Types of SMS Spoofing
There are many different types of SMS spoofing, including:
1. Fake Sender IDs
The most common type of spoofing is replacing the real sender ID with another number or name. This allows scammers to appear as someone else — like your bank or credit card company — and trick you into giving up personal information or downloading malicious software. They can also spoof caller ID by making fake calls in addition to spoofing text messages.
2. Unsolicited Bulk Messages (UBMs)
UBMs are unsolicited texts that appear to come from someone you know but come from an unknown source. These messages might include links to malicious websites, phishing attacks, and other scams designed to steal personal information from mobile devices.
This type of SMS spoofing usually involves sending threatening or inappropriate messages to other people. It’s often used by stalkers, bullies, and cyberbullies who want to intimidate their victims. Some harassers will use this method to try and extort money from their victims by threatening them with consequences if they don’t pay up.
4. Fake Money Transfers
This could involve sending an email that claims that you’ve won an award for you to transfer some money into an account so it can be given to charity, for example.

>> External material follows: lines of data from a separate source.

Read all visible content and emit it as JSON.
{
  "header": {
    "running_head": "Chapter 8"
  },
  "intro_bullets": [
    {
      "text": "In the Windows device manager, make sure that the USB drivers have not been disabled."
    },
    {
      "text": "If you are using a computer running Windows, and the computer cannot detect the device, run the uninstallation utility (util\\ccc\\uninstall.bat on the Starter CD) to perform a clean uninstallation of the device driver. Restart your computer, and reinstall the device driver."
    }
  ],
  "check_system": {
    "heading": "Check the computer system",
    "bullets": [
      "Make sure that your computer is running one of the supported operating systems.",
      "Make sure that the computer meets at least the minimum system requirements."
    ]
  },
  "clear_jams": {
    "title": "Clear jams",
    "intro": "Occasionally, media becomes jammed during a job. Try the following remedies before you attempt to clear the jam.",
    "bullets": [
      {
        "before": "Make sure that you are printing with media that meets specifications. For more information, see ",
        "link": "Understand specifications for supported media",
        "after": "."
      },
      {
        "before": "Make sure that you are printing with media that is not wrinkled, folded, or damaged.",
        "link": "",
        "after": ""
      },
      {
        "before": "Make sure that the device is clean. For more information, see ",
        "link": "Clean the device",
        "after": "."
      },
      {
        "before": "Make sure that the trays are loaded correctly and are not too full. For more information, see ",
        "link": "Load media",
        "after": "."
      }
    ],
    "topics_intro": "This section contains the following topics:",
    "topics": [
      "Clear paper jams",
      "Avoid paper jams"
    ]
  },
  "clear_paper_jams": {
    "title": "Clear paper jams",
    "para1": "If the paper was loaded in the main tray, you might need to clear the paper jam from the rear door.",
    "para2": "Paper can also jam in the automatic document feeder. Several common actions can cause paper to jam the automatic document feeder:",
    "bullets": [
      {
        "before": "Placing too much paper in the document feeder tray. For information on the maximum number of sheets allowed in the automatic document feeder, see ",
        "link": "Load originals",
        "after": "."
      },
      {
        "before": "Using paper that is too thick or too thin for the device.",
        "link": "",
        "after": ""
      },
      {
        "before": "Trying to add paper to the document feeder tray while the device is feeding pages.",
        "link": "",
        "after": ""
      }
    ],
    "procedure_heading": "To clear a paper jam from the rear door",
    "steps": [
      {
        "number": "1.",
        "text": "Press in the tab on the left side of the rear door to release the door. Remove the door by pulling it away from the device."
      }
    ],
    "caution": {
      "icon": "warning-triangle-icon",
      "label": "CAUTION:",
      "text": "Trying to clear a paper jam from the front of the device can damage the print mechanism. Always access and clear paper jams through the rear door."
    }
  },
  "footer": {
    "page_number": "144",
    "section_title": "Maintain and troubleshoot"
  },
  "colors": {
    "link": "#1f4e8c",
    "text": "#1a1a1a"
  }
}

Or it could be a more sinister kind of scam where hackers try to steal your personal information by claiming that you’ve won a prize but then ask for your bank details so they can deposit it into your account.
5. Corporate Espionage
In this attack, a hacker will send an SMS message to your mobile phone with a link to a malicious website. When you click on that link, it will redirect you to another site and steal your personal information and credentials, which the attacker can use to access company resources or steal money from you.
SMS Spoofing: What Are the Legitimate Uses?
The legitimate uses of SMS spoofing include bulk messaging services, official messages, and identity protection.
Bulk Messaging Services
SMS spoofing can send bulk messages to multiple recipients at once. This is particularly useful for businesses that want to reach out to customers cost-effectively.
Government agencies also use SMS spoofing to send important notifications such as tax deadlines or warnings about natural disasters. When sending these messages, they must come from an official source so people know they’re legitimate and not scams.
Companies like Equifax use this technology to protect their customers’ identities. Suppose someone tries calling or emailing you pretending to be from Equifax with a call-back number. In that case, you can easily verify whether or not it’s real by calling the number on your phone rather than putting in any personal information over the phone or the Internet.
What Should Users Do To Protect Themselves From SMS Spoofing?
- Be wary of any unsolicited text messages you receive on your mobile device, and do not open any links in those messages. If you open a link, make sure you visit the actual website it claims to be from by typing the URL into your browser.
- Do not reply to text messages asking for personal information such as account numbers or passwords. If you receive one of these messages, delete it immediately without replying.
- Contact your mobile service provider if you receive an SMS message requesting money or personal information.
Nobody is completely secure against spoofing. You should always report scammers who harass you or use your number for spoofing to your carrier and police enforcement so they can find out where the messages originated. By doing this, SMS spoofing can be avoided in the future. To ensure that you won’t get another SMS from the scammer, you can use download SMS blockers.
Additionally, it’s necessary to be aware and guard against other spoofing risks, including email spoofing and direct domain spoofing assaults that could harm your reputation. Check out our comprehensive guide to email spoofing security to be safe from future attacks.